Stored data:
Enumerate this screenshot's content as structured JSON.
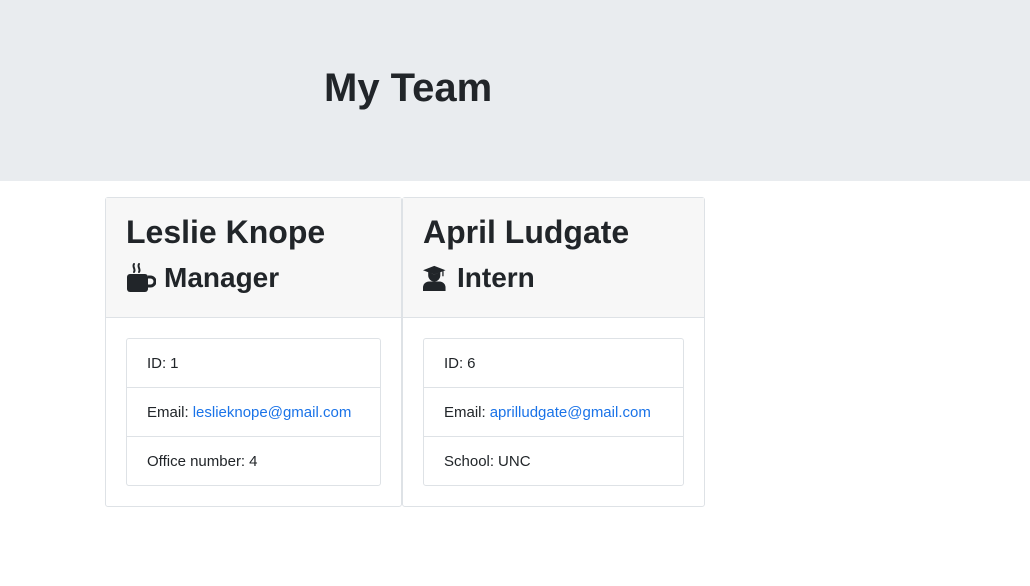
{
  "header": {
    "title": "My Team"
  },
  "colors": {
    "jumbotron_bg": "#e9ecef",
    "link": "#1a73e8",
    "card_header_bg": "#f7f7f7"
  },
  "cards": [
    {
      "name": "Leslie Knope",
      "role": "Manager",
      "role_icon": "coffee-mug-icon",
      "id_label": "ID:",
      "id_value": "1",
      "email_label": "Email:",
      "email_value": "leslieknope@gmail.com",
      "extra_label": "Office number:",
      "extra_value": "4"
    },
    {
      "name": "April Ludgate",
      "role": "Intern",
      "role_icon": "graduate-icon",
      "id_label": "ID:",
      "id_value": "6",
      "email_label": "Email:",
      "email_value": "aprilludgate@gmail.com",
      "extra_label": "School:",
      "extra_value": "UNC"
    }
  ]
}
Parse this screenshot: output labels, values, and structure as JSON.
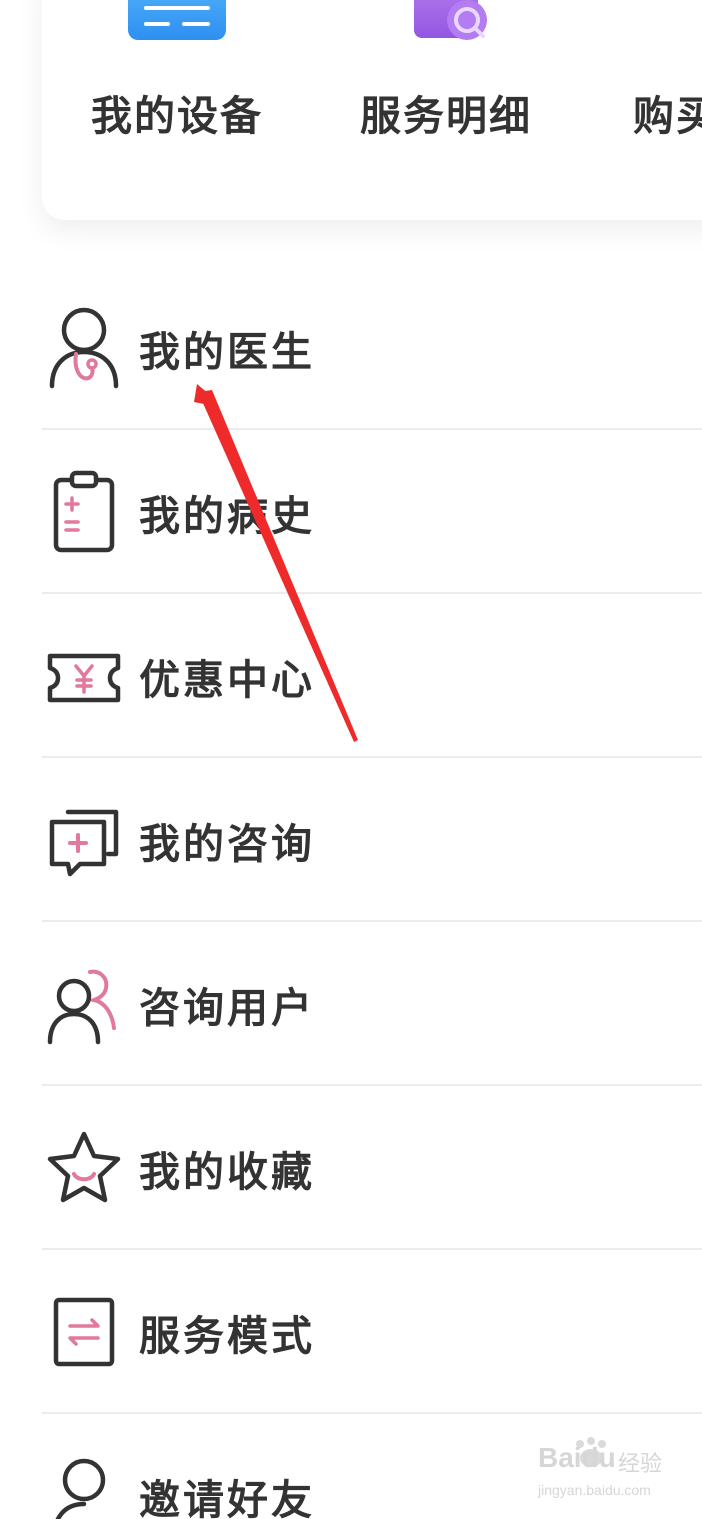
{
  "shortcuts": [
    {
      "label": "我的设备",
      "icon": "device-monitor-icon"
    },
    {
      "label": "服务明细",
      "icon": "document-search-icon"
    },
    {
      "label": "购买",
      "icon": "alert-icon"
    }
  ],
  "menu": {
    "items": [
      {
        "label": "我的医生",
        "icon": "doctor-icon"
      },
      {
        "label": "我的病史",
        "icon": "clipboard-icon"
      },
      {
        "label": "优惠中心",
        "icon": "coupon-icon"
      },
      {
        "label": "我的咨询",
        "icon": "consult-chat-icon"
      },
      {
        "label": "咨询用户",
        "icon": "users-icon"
      },
      {
        "label": "我的收藏",
        "icon": "star-icon"
      },
      {
        "label": "服务模式",
        "icon": "switch-mode-icon"
      },
      {
        "label": "邀请好友",
        "icon": "invite-user-icon"
      }
    ]
  },
  "watermark": {
    "brand": "Baidu",
    "cn": "经验",
    "url": "jingyan.baidu.com"
  },
  "colors": {
    "accent_pink": "#e0799c",
    "icon_stroke": "#333333",
    "device_blue": "#3aa3f5",
    "doc_purple": "#a56ce6",
    "alert_red": "#f2556b",
    "arrow_red": "#ee2a2a"
  }
}
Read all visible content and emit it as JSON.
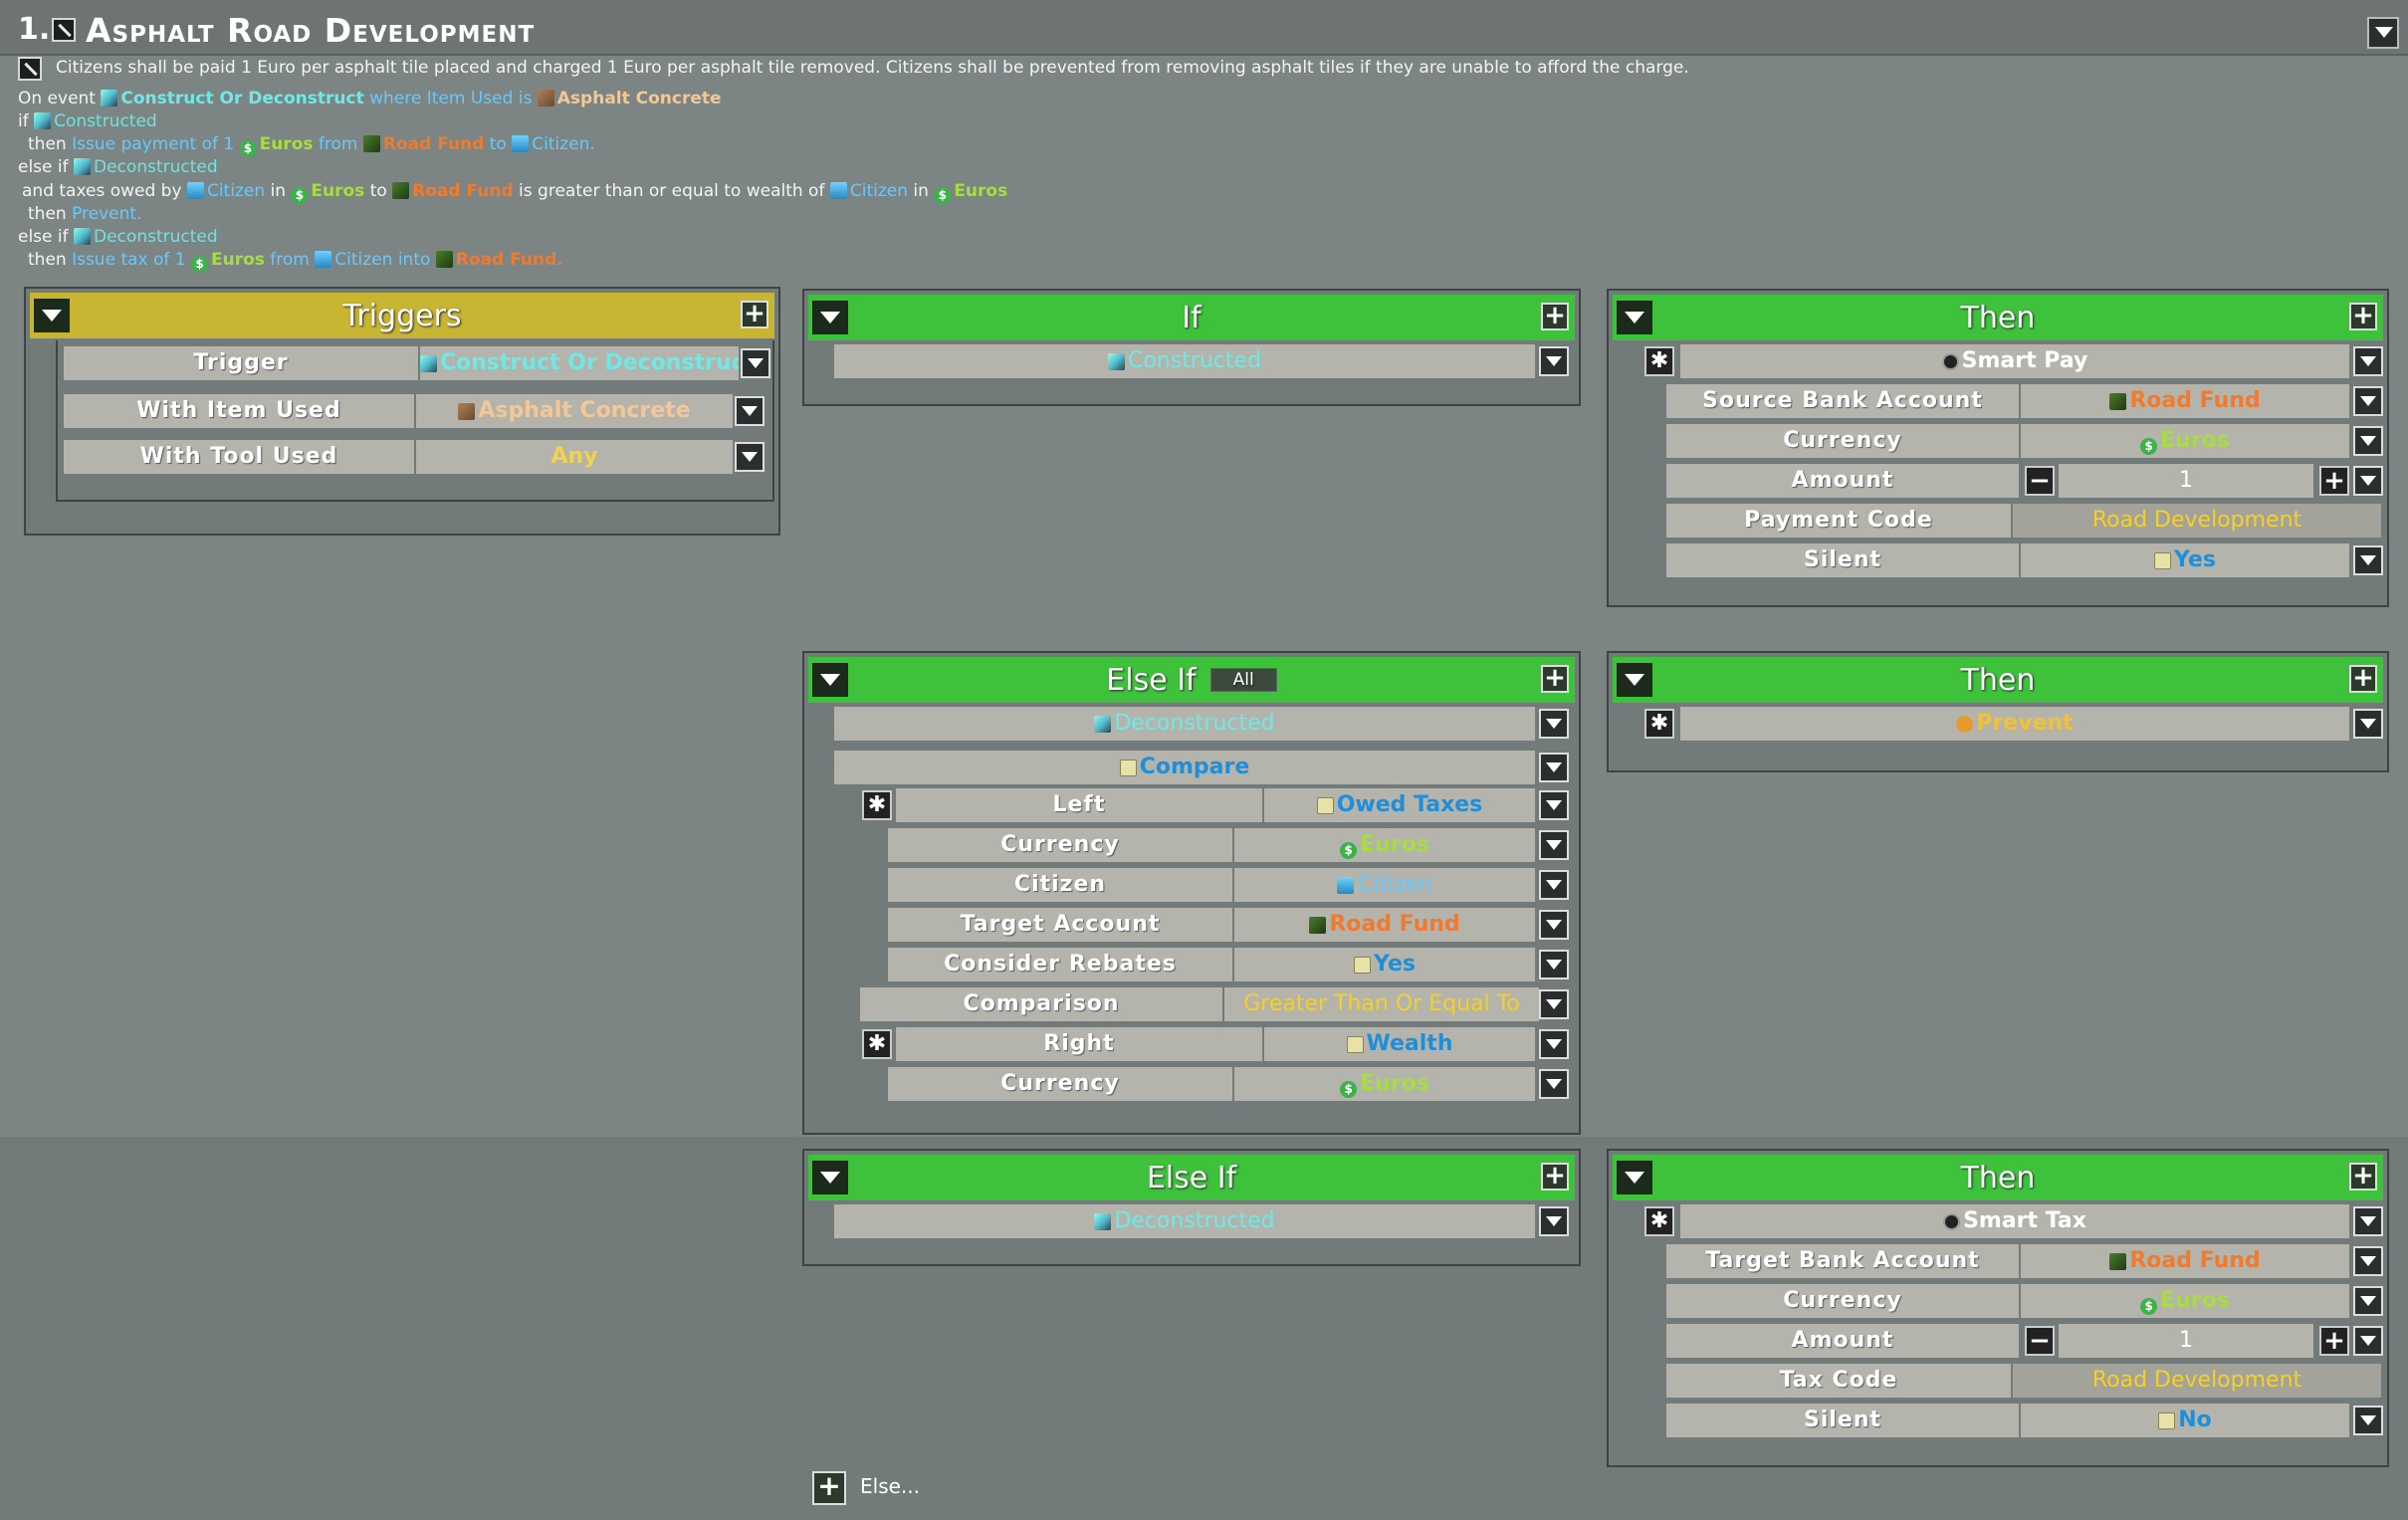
{
  "header": {
    "number": "1.",
    "title": "Asphalt Road Development"
  },
  "description": {
    "summary": "Citizens shall be paid 1 Euro per asphalt tile placed and charged 1 Euro per asphalt tile removed. Citizens shall be prevented from removing asphalt tiles if they are unable to afford the charge.",
    "line1": {
      "a": "On event ",
      "event": "Construct Or Deconstruct",
      "b": " where Item Used is ",
      "item": "Asphalt Concrete"
    },
    "line2": {
      "a": "if ",
      "cond": "Constructed"
    },
    "line3": {
      "a": "then ",
      "action": "Issue payment of 1 ",
      "cur": "Euros",
      "from": " from ",
      "fund": "Road Fund",
      "to": " to ",
      "cit": "Citizen."
    },
    "line4": {
      "a": "else if ",
      "cond": "Deconstructed"
    },
    "line5": {
      "a": "and taxes owed by ",
      "cit": "Citizen",
      "b": " in ",
      "cur": "Euros",
      "c": " to ",
      "fund": "Road Fund",
      "d": " is greater than or equal to wealth of ",
      "cit2": "Citizen",
      "e": " in ",
      "cur2": "Euros"
    },
    "line6": {
      "a": "then ",
      "action": "Prevent."
    },
    "line7": {
      "a": "else if ",
      "cond": "Deconstructed"
    },
    "line8": {
      "a": "then ",
      "action": "Issue tax of 1 ",
      "cur": "Euros",
      "from": " from ",
      "cit": "Citizen",
      "into": " into ",
      "fund": "Road Fund."
    }
  },
  "triggers": {
    "title": "Triggers",
    "rows": [
      {
        "label": "Trigger",
        "value": "Construct Or Deconstruct"
      },
      {
        "label": "With Item Used",
        "value": "Asphalt Concrete"
      },
      {
        "label": "With Tool Used",
        "value": "Any"
      }
    ]
  },
  "if1": {
    "title": "If",
    "condition": "Constructed"
  },
  "then1": {
    "title": "Then",
    "action": "Smart Pay",
    "rows": [
      {
        "label": "Source Bank Account",
        "value": "Road Fund"
      },
      {
        "label": "Currency",
        "value": "Euros"
      },
      {
        "label": "Amount",
        "value": "1"
      },
      {
        "label": "Payment Code",
        "value": "Road Development"
      },
      {
        "label": "Silent",
        "value": "Yes"
      }
    ]
  },
  "elseif1": {
    "title": "Else If",
    "badge": "All",
    "condition": "Deconstructed",
    "compare": "Compare",
    "rows": [
      {
        "label": "Left",
        "value": "Owed Taxes"
      },
      {
        "label": "Currency",
        "value": "Euros"
      },
      {
        "label": "Citizen",
        "value": "Citizen"
      },
      {
        "label": "Target Account",
        "value": "Road Fund"
      },
      {
        "label": "Consider Rebates",
        "value": "Yes"
      },
      {
        "label": "Comparison",
        "value": "Greater Than Or Equal To"
      },
      {
        "label": "Right",
        "value": "Wealth"
      },
      {
        "label": "Currency",
        "value": "Euros"
      }
    ]
  },
  "then2": {
    "title": "Then",
    "action": "Prevent"
  },
  "elseif2": {
    "title": "Else If",
    "condition": "Deconstructed"
  },
  "then3": {
    "title": "Then",
    "action": "Smart Tax",
    "rows": [
      {
        "label": "Target Bank Account",
        "value": "Road Fund"
      },
      {
        "label": "Currency",
        "value": "Euros"
      },
      {
        "label": "Amount",
        "value": "1"
      },
      {
        "label": "Tax Code",
        "value": "Road Development"
      },
      {
        "label": "Silent",
        "value": "No"
      }
    ]
  },
  "footer": {
    "else_label": "Else..."
  }
}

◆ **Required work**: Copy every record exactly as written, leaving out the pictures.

◆ **Expected answer**:
Enumerate this screenshot's content as structured JSON.
{
  "header": {
    "title": "My Team"
  },
  "colors": {
    "jumbotron_bg": "#e9ecef",
    "link": "#1a73e8",
    "card_header_bg": "#f7f7f7"
  },
  "cards": [
    {
      "name": "Leslie Knope",
      "role": "Manager",
      "role_icon": "coffee-mug-icon",
      "id_label": "ID:",
      "id_value": "1",
      "email_label": "Email:",
      "email_value": "leslieknope@gmail.com",
      "extra_label": "Office number:",
      "extra_value": "4"
    },
    {
      "name": "April Ludgate",
      "role": "Intern",
      "role_icon": "graduate-icon",
      "id_label": "ID:",
      "id_value": "6",
      "email_label": "Email:",
      "email_value": "aprilludgate@gmail.com",
      "extra_label": "School:",
      "extra_value": "UNC"
    }
  ]
}
Parse this screenshot: output labels, values, and structure as JSON.
{
  "shortcuts": [
    {
      "label": "我的设备",
      "icon": "device-monitor-icon"
    },
    {
      "label": "服务明细",
      "icon": "document-search-icon"
    },
    {
      "label": "购买",
      "icon": "alert-icon"
    }
  ],
  "menu": {
    "items": [
      {
        "label": "我的医生",
        "icon": "doctor-icon"
      },
      {
        "label": "我的病史",
        "icon": "clipboard-icon"
      },
      {
        "label": "优惠中心",
        "icon": "coupon-icon"
      },
      {
        "label": "我的咨询",
        "icon": "consult-chat-icon"
      },
      {
        "label": "咨询用户",
        "icon": "users-icon"
      },
      {
        "label": "我的收藏",
        "icon": "star-icon"
      },
      {
        "label": "服务模式",
        "icon": "switch-mode-icon"
      },
      {
        "label": "邀请好友",
        "icon": "invite-user-icon"
      }
    ]
  },
  "watermark": {
    "brand": "Baidu",
    "cn": "经验",
    "url": "jingyan.baidu.com"
  },
  "colors": {
    "accent_pink": "#e0799c",
    "icon_stroke": "#333333",
    "device_blue": "#3aa3f5",
    "doc_purple": "#a56ce6",
    "alert_red": "#f2556b",
    "arrow_red": "#ee2a2a"
  }
}
Read all visible content and emit it as JSON.
{
  "header": {
    "number": "1.",
    "title": "Asphalt Road Development"
  },
  "description": {
    "summary": "Citizens shall be paid 1 Euro per asphalt tile placed and charged 1 Euro per asphalt tile removed. Citizens shall be prevented from removing asphalt tiles if they are unable to afford the charge.",
    "line1": {
      "a": "On event ",
      "event": "Construct Or Deconstruct",
      "b": " where Item Used is ",
      "item": "Asphalt Concrete"
    },
    "line2": {
      "a": "if ",
      "cond": "Constructed"
    },
    "line3": {
      "a": "then ",
      "action": "Issue payment of 1 ",
      "cur": "Euros",
      "from": " from ",
      "fund": "Road Fund",
      "to": " to ",
      "cit": "Citizen."
    },
    "line4": {
      "a": "else if ",
      "cond": "Deconstructed"
    },
    "line5": {
      "a": "and taxes owed by ",
      "cit": "Citizen",
      "b": " in ",
      "cur": "Euros",
      "c": " to ",
      "fund": "Road Fund",
      "d": " is greater than or equal to wealth of ",
      "cit2": "Citizen",
      "e": " in ",
      "cur2": "Euros"
    },
    "line6": {
      "a": "then ",
      "action": "Prevent."
    },
    "line7": {
      "a": "else if ",
      "cond": "Deconstructed"
    },
    "line8": {
      "a": "then ",
      "action": "Issue tax of 1 ",
      "cur": "Euros",
      "from": " from ",
      "cit": "Citizen",
      "into": " into ",
      "fund": "Road Fund."
    }
  },
  "triggers": {
    "title": "Triggers",
    "rows": [
      {
        "label": "Trigger",
        "value": "Construct Or Deconstruct"
      },
      {
        "label": "With Item Used",
        "value": "Asphalt Concrete"
      },
      {
        "label": "With Tool Used",
        "value": "Any"
      }
    ]
  },
  "if1": {
    "title": "If",
    "condition": "Constructed"
  },
  "then1": {
    "title": "Then",
    "action": "Smart Pay",
    "rows": [
      {
        "label": "Source Bank Account",
        "value": "Road Fund"
      },
      {
        "label": "Currency",
        "value": "Euros"
      },
      {
        "label": "Amount",
        "value": "1"
      },
      {
        "label": "Payment Code",
        "value": "Road Development"
      },
      {
        "label": "Silent",
        "value": "Yes"
      }
    ]
  },
  "elseif1": {
    "title": "Else If",
    "badge": "All",
    "condition": "Deconstructed",
    "compare": "Compare",
    "rows": [
      {
        "label": "Left",
        "value": "Owed Taxes"
      },
      {
        "label": "Currency",
        "value": "Euros"
      },
      {
        "label": "Citizen",
        "value": "Citizen"
      },
      {
        "label": "Target Account",
        "value": "Road Fund"
      },
      {
        "label": "Consider Rebates",
        "value": "Yes"
      },
      {
        "label": "Comparison",
        "value": "Greater Than Or Equal To"
      },
      {
        "label": "Right",
        "value": "Wealth"
      },
      {
        "label": "Currency",
        "value": "Euros"
      }
    ]
  },
  "then2": {
    "title": "Then",
    "action": "Prevent"
  },
  "elseif2": {
    "title": "Else If",
    "condition": "Deconstructed"
  },
  "then3": {
    "title": "Then",
    "action": "Smart Tax",
    "rows": [
      {
        "label": "Target Bank Account",
        "value": "Road Fund"
      },
      {
        "label": "Currency",
        "value": "Euros"
      },
      {
        "label": "Amount",
        "value": "1"
      },
      {
        "label": "Tax Code",
        "value": "Road Development"
      },
      {
        "label": "Silent",
        "value": "No"
      }
    ]
  },
  "footer": {
    "else_label": "Else..."
  }
}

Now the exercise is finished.